Egyptian Carnelian Amulet of Taweret


A carnelian amulet of the Egyptian goddess Taweret (also known as  Thoueris) depicted as a pregnant hippopotamus. She stands in profile on a rectangular base with a suspension loop to the reverse.

Date: Circa 404-323 BC
Period: Late Dynastic Period
Provenance: property of a North London gentleman; formerly in an early 20th century collection.
Condition: Very fine. Professionally repaired to the base.


SKU: AH-642 Category: Tag:

Thoeris, also known as ‘Tawaret’ was an Egyptian deity who attended women in childbirth, and became a patron for pregnant women accordingly. She is often shown standing as a heavily pregnant hippopotamus with low hanging stomach. She was a household deity with no temple dedicated to her, but some form of shrine was in almost every house. Many women carried an amulet like this to assist them with labour and child rearing.

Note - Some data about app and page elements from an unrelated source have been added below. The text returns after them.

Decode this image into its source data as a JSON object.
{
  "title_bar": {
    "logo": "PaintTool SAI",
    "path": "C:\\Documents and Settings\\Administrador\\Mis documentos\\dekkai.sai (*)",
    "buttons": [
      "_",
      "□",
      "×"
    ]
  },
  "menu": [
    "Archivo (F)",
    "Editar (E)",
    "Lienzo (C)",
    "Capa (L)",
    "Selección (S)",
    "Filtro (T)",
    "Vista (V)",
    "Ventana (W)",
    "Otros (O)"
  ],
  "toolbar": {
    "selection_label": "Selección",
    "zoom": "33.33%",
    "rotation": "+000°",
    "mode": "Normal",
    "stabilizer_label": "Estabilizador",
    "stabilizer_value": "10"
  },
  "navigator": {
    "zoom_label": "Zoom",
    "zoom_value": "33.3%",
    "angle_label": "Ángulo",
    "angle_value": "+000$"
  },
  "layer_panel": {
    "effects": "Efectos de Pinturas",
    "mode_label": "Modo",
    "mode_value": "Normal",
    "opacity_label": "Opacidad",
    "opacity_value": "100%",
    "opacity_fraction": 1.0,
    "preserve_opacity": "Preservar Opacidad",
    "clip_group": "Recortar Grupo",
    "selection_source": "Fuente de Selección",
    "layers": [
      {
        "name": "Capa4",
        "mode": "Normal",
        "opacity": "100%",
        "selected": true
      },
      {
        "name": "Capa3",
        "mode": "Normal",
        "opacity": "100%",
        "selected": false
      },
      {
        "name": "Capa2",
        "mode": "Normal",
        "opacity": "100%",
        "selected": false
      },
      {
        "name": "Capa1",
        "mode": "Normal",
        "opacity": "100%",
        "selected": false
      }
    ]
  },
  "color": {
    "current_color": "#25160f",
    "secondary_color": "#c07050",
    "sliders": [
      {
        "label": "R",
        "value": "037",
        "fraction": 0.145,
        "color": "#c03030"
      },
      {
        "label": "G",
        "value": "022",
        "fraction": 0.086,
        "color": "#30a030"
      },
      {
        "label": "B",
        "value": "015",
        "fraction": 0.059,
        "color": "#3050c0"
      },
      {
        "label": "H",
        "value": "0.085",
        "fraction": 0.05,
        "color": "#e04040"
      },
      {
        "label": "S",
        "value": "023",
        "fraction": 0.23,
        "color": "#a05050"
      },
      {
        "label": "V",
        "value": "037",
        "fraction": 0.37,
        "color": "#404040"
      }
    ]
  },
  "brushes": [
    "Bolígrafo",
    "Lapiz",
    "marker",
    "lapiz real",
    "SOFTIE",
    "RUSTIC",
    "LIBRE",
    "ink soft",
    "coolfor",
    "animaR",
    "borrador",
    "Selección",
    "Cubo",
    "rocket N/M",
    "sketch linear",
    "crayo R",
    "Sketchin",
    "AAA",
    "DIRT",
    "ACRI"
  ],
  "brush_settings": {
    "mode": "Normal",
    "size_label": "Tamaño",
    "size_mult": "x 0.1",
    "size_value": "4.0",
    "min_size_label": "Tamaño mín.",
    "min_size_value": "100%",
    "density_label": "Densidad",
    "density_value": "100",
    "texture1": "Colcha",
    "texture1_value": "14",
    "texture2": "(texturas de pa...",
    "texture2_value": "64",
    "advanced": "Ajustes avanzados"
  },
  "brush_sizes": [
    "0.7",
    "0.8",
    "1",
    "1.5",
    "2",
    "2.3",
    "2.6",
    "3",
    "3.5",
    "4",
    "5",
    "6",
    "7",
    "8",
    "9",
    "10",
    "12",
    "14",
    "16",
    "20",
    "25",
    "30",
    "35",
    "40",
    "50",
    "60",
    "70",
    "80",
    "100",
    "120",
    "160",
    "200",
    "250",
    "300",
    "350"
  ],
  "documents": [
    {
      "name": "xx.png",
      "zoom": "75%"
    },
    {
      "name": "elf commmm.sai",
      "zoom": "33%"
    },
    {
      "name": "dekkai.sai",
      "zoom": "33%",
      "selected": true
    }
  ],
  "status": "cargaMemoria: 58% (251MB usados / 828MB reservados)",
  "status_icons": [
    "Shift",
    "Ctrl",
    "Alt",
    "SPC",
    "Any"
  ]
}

To find out more about the use of carnelian in Ancient Egyptian culture please see our relevant blog post: The Significance of Carnelian in Ancient Egyptian Culture.

Weight 2.5 g
Dimensions H 2.5 cm

Egyptian Mythology

Semi-Precious Stones


Reference: For a similar item, The Metropolitan Museum, accession number 30.8.273.